The outbreak is disrupting businesses and consumer behavior on a massive scale. In the U.S., as public and private companies take action to minimize the spread of the virus, they face significant cash flow and liquidity challenges. One possible avenue for U.S. companies facing a cash flow crisis is to consider repatriating cash from their foreign operations.
Now is the time for companies to determine if they have excess cash sitting in their foreign subsidiaries and how to repatriate that excess cash by taking into consideration Notice 2019-1 and Treas. Reg. 1.960-3 (c) that provides guidance regarding Previously Tax Earnings and Profit (“PTEP”).
A U.S. shareholder of a controlled foreign corporation (“CFC”) can be subject to tax on the earnings of the CFC even if the U.S. shareholder does not receive a cash remittance from the CFC. There are several different categories of income that a CFC can earn that would give rise to such an income inclusion for the U.S. shareholder. These include but are not limited to the CFC’s investment in U.S. property, Subpart F income, GILTI, and Section 965 transition tax inclusions. There are some scenarios where a CFC’s income has not been subjected to tax in the hands of the U.S. shareholder.
For purposes of this article, we will categorize E&P into three different baskets. The 1st basket is PTEP related to Section 956 investments in U.S. property and amounts reclassed from the 2nd basket. The 2nd basket is PTEP from Subpart F income, GILTI, and Sec. 965 inclusions. The 3rd basket is E&P that has not yet been subject to tax.

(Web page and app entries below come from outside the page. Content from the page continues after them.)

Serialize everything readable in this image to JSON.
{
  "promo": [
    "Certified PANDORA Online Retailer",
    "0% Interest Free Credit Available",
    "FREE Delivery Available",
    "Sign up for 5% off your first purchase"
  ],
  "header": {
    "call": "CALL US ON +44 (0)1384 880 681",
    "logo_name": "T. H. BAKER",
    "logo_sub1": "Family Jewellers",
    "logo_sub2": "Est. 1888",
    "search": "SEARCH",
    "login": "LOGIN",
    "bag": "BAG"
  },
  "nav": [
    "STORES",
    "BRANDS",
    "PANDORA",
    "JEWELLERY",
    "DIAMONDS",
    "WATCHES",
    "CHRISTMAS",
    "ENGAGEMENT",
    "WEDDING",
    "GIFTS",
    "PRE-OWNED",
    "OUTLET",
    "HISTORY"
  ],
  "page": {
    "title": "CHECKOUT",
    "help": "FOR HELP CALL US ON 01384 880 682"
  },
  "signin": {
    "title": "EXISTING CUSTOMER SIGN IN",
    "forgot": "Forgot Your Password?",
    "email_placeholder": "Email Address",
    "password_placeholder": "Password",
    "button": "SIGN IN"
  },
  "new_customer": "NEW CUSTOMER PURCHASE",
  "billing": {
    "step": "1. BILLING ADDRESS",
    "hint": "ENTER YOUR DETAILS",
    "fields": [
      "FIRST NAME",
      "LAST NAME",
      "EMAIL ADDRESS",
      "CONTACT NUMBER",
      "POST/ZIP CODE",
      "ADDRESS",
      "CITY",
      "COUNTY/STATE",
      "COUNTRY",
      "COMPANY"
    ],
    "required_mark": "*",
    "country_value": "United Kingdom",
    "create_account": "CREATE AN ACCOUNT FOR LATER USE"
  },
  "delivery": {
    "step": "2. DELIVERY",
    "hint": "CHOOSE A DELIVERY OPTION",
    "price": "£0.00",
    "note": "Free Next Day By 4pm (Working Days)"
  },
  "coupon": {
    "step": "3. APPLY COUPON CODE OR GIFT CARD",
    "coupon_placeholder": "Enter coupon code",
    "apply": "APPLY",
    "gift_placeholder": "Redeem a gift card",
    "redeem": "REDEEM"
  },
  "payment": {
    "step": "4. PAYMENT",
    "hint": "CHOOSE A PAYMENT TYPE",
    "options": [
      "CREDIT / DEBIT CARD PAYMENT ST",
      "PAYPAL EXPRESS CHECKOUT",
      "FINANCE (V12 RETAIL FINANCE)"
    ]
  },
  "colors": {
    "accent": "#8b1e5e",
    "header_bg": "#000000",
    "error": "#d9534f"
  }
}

The Notice and the Regulations provide guidance as to how a remittance from the CFC will deplete each category of PTEP. As a general rule, remittances from a CFC will follow a last-in, first-out (“LIFO”) methodology beginning with the 1st basket so that if a CFC had investments in U.S. property that gave rise to income inclusions in the hands of the U.S. shareholder, current year remittances will first reduce the most recent year’s PTEP in that basket and then previous years’ PTEP in that basket until the PTEP in the 1st basket is entirely depleted. Then, the most recent year’s PTEP in basket two is utilized, and so on until all PTEP has been utilized. If the remittance exceeds all PTEP, the U.S. shareholder will then be subject to tax on the additional amount of the remittance that corresponds to non-previously taxed E&P.

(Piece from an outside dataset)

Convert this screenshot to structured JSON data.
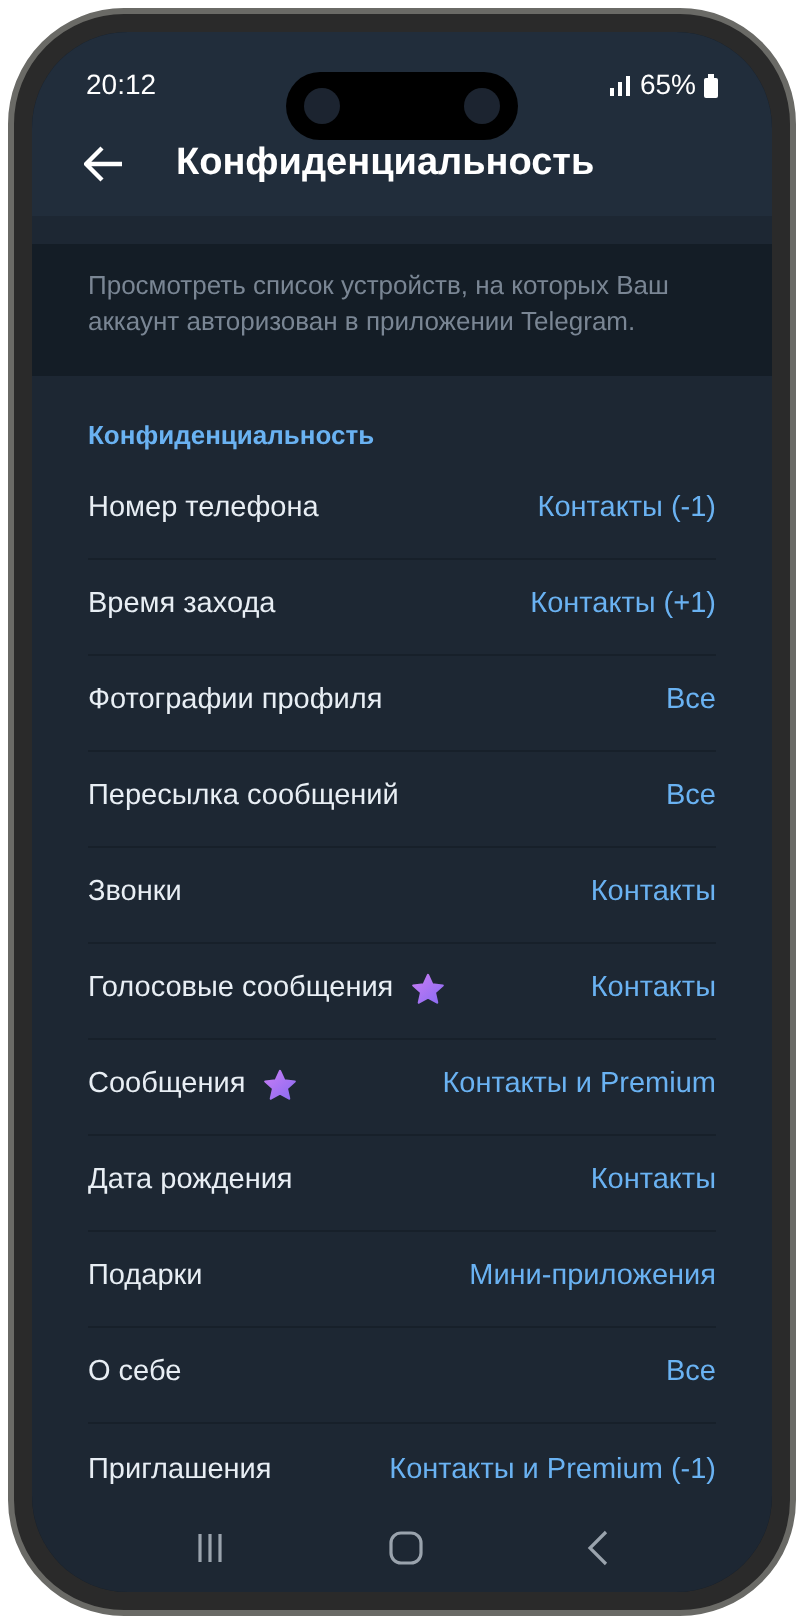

However, this general rule has an exception, and that is that priority is given to PTEP related to the mandatory deemed repatriation of Section 965 despite that as discussed above, 965 inclusions are in the 2nd basket. For example, if a U.S. shareholder included an amount in its income under Section 965 in 2017, remittances from the CFC will first deplete the PTEP from that category. This is the case even in a situation where the U.S. shareholder made an election under Section 965(h) to pay the tax due over eight annual installments. Once Section 965 PTEP is depleted, the next basket to be depleted is everything in basket one and then basket two, to the extent thereof.
The Notice provides an example. Assume a foreign corporation has PTEP and E&P for the prior three years as follows:
Assume that in 2018, the foreign corporation makes a distribution of $420 to the U.S. shareholder. Further, assume that $200 of the amount in 2017 in the 1st basket relates to Section 965 PTEP, and the entire $50 in the 2nd basket 2017 relates to Section 965 PTEP.
Under the LIFO rules, one would assume that the distribution would first come out of the $60 from the 2018 1st basket. However, that is not the case. Rather, the Notice and Regulations provide that the distribution will first be sourced out of Section 965 PTEP in the 1st basket, i.e., $200. After that $200 is depleted, the LIFO rules kick in to utilize all of the remaining $160 of PTEP in the 1st basket. Once that basket is fully depleted, the distribution is then sourced first to the Section 965 PTEP of $50 in the 2nd basket and finally LIFO on the remainder of the 2nd basket.
To conclude, a U.S. shareholder having liquidity and/or cash flow issues may consider repatriating the cash sitting in their foreign operations. The U.S. shareholders should consider whether their foreign CFC has any PTEP that could be repatriated. If it is determined, it does have it, detailed analysis, and additional attention will be given to determine how they can repatriate while addressing the foreign currency gain or loss that will trigger the distribution of PTEP.
 If the remittance exceeds all E&P, the principals of Section 301(c) will apply so that the additional remittance is treated first as a return of basis and then as a capital gain once basis has been entirely returned.